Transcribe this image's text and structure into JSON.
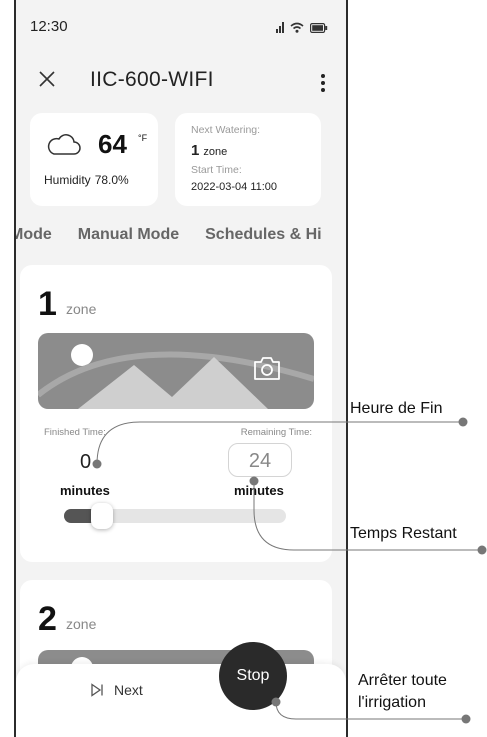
{
  "status_bar": {
    "time": "12:30"
  },
  "header": {
    "title": "IIC-600-WIFI"
  },
  "weather": {
    "temperature": "64",
    "unit": "°F",
    "humidity_label": "Humidity",
    "humidity_value": "78.0%"
  },
  "next_watering": {
    "label": "Next Watering:",
    "zone_number": "1",
    "zone_word": "zone",
    "start_label": "Start Time:",
    "start_time": "2022-03-04 11:00"
  },
  "tabs": [
    "Mode",
    "Manual Mode",
    "Schedules & Hi"
  ],
  "zone1": {
    "number": "1",
    "word": "zone",
    "finished_label": "Finished Time:",
    "finished_value": "0",
    "finished_unit": "minutes",
    "remaining_label": "Remaining Time:",
    "remaining_value": "24",
    "remaining_unit": "minutes",
    "slider_fraction": 0.13
  },
  "zone2": {
    "number": "2",
    "word": "zone"
  },
  "bottom": {
    "next_label": "Next",
    "stop_label": "Stop"
  },
  "annotations": {
    "end_time": "Heure de Fin",
    "remaining_time": "Temps Restant",
    "stop_all_line1": "Arrêter toute",
    "stop_all_line2": "l'irrigation"
  },
  "colors": {
    "stop_button": "#2a2a2a",
    "image_placeholder": "#8c8c8c",
    "background": "#f3f3f3"
  }
}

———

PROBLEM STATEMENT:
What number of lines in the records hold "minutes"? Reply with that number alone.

EXERCISE RESULT:
2